Here's to a good time, a good life, and a good death.
Recently, I had a conversation with my professor Bob about the pervasiveness of relativity that seems to surround moral reasoning. Being at a liberal university, it really is no surprise that I side with the position of moral ambiguity on many issues, especially given the ever increasing trend of moral relativity among universities. Of course, I am not a pure relativist; I just have a very liberal criteria for assessing right and wrong. Take a look at Mill’s Harm Principle for instance. But you see, the problem of embracing relativity is that you lose a great deal of grounding for any method of measuring moral action. While morality may actually be rather grey in this world, when one believes this, it offers some interesting psychological effects. One becomes absolved of his own conscious simply on the basis that he has destroyed any underlying meaning for it.

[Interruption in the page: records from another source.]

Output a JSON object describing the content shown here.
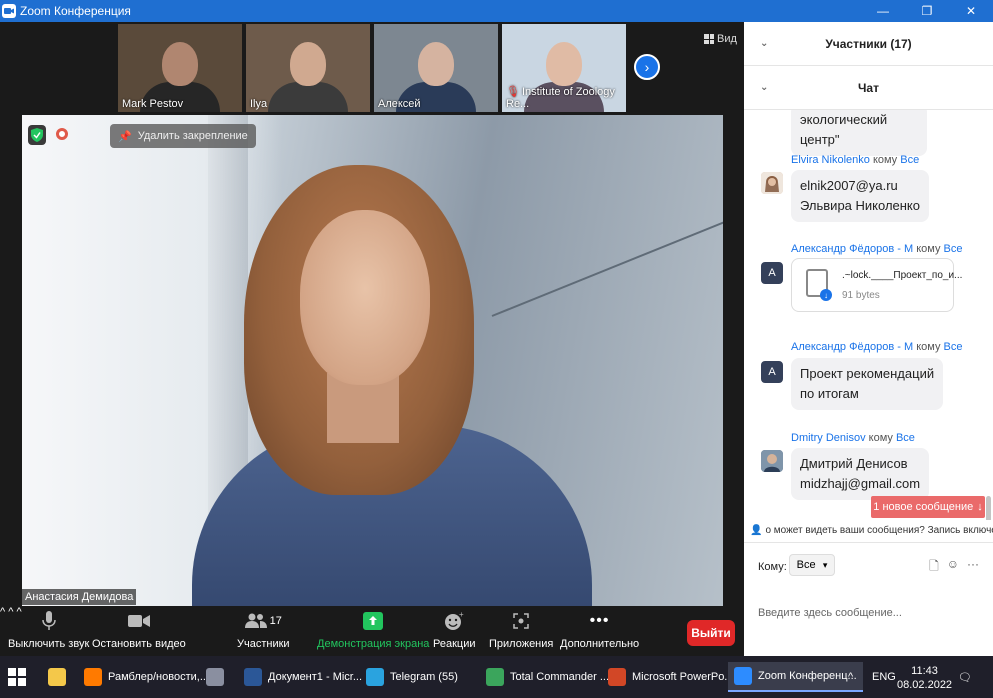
{
  "window": {
    "title": "Zoom Конференция",
    "minimize": "—",
    "maximize": "❐",
    "close": "✕"
  },
  "thumbnails": [
    {
      "name": "Mark Pestov",
      "muted": false,
      "bg": "#5a4a3a",
      "skin": "#b08670",
      "shirt": "#262626"
    },
    {
      "name": "Ilya",
      "muted": false,
      "bg": "#6e5b4b",
      "skin": "#d0a990",
      "shirt": "#3b3b3b"
    },
    {
      "name": "Алексей",
      "muted": false,
      "bg": "#7d8791",
      "skin": "#d5b3a0",
      "shirt": "#2a3b58"
    },
    {
      "name": "Institute of Zoology Re...",
      "muted": true,
      "bg": "#c9d6e2",
      "skin": "#e0bba5",
      "shirt": "#5a5060"
    }
  ],
  "view_label": "Вид",
  "unpin_label": "Удалить закрепление",
  "speaker_name": "Анастасия Демидова",
  "toolbar": {
    "mute": "Выключить звук",
    "video": "Остановить видео",
    "participants": "Участники",
    "participants_count": "17",
    "share": "Демонстрация экрана",
    "reactions": "Реакции",
    "apps": "Приложения",
    "more": "Дополнительно",
    "leave": "Выйти"
  },
  "sidebar": {
    "participants_header": "Участники (17)",
    "chat_header": "Чат",
    "partial_message": "экологический центр\"",
    "messages": [
      {
        "sender": "Elvira Nikolenko",
        "to_word": "кому",
        "recipient": "Все",
        "lines": [
          "elnik2007@ya.ru",
          "Эльвира Николенко"
        ]
      },
      {
        "sender": "Александр Фёдоров - М",
        "to_word": "кому",
        "recipient": "Все",
        "avatar": "A",
        "file_name": ".~lock.____Проект_по_и...",
        "file_size": "91 bytes"
      },
      {
        "sender": "Александр Фёдоров - М",
        "to_word": "кому",
        "recipient": "Все",
        "avatar": "A",
        "lines": [
          "Проект рекомендаций",
          "по итогам"
        ]
      },
      {
        "sender": "Dmitry Denisov",
        "to_word": "кому",
        "recipient": "Все",
        "lines": [
          "Дмитрий Денисов",
          "midzhajj@gmail.com"
        ]
      }
    ],
    "new_message": "1 новое сообщение",
    "who_sees": "о может видеть ваши сообщения? Запись включен",
    "to_label": "Кому:",
    "to_value": "Все",
    "input_placeholder": "Введите здесь сообщение..."
  },
  "taskbar": {
    "items": [
      {
        "label": "Рамблер/новости,...",
        "icon": "firefox-icon",
        "color": "#ff7a00"
      },
      {
        "label": "",
        "icon": "photo-icon",
        "color": "#8a8fa0"
      },
      {
        "label": "Документ1 - Micr...",
        "icon": "word-icon",
        "color": "#2b5797"
      },
      {
        "label": "Telegram (55)",
        "icon": "telegram-icon",
        "color": "#2aa3df"
      },
      {
        "label": "Total Commander ...",
        "icon": "totalcmd-icon",
        "color": "#3ba55c"
      },
      {
        "label": "Microsoft PowerPo...",
        "icon": "powerpoint-icon",
        "color": "#d24726"
      },
      {
        "label": "Zoom Конференц...",
        "icon": "zoom-icon",
        "color": "#2d8cff"
      }
    ],
    "lang": "ENG",
    "time": "11:43",
    "date": "08.02.2022"
  }
}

Bob made an interesting point in the discussion, one that I have generally preferred to dismiss. He argued that people are very skilled at coming up with justifications and excuses for their behavior. In other words, people are naturally excellent lawyers so to speak. My younger brother, Hunter, had brought this up before in a prior conversation about a year ago. In my hopes to open his eyes to the relativity of the world and its subsequent complexity, upon making several scenarios of providing great defenses for abhorrent actions, I made the statement that “the world is really far more grey than people care to admit” in which Hunter casually, but I think strategically, replied, “But I think people want and make it that way.”
I honestly think that was one of the most profound statements that he has ever made. I was and still am quite impressed.
Fast forward to the present, after hearing Bob make the same defense, I began to reconsider the notion of what they were saying. They were arguing that people want morality to be relative because it allows people to do what they want. It loosens the constraint that otherwise morality would place on them. While I had considered that this may be true, I had always acted dismissive of the argument because it employs an attack on the opposing arguer “me” usually. Technically known as ad hominem, it’s usually associated as a logical fallacy when it is employed. However, I am beginning to think more and more that they are on to something. I mean how else does one genuinely consider the propensity for people to advocate their own moral standards? In other words, people behave as though certain actions are right and others are wrong, naturally living as though morals are more objective. I’ve always conjectured that people like objective morals because it is easier for people to live that way. It comes back to the idea that people prefer dichotomous modes of thinking because it provides clarity to thinking. For problem X, people consider solutions A or F, but fail to consider B,C,D, or E or however many other options there are.
I have long been familiar with this counterpoint to my way of thinking, although as I said earlier, I have largely been dismissive of it. The argument was most frequently applied to me as a reason why people didn’t want to believe in God or be a Christian. Simply put, the advocates for God would argue that scientists and other individuals would rather not believe in God on the basis that it subjects them to His authority. This argument implies that those scientists are not accepting of the truths so to speak. I always thought that, while that may be the case for a few people, by and large, people want to discover “truth.” But the older that I get, the more I am beginning to believe that that is the very opposite of what people want – the truth.
In considering their points, I had to think of how much of my own opinion on morality has been formed on the basis that it enables some behavior of mine? I am an excellent lawyer when it comes to defending my reckless behavior.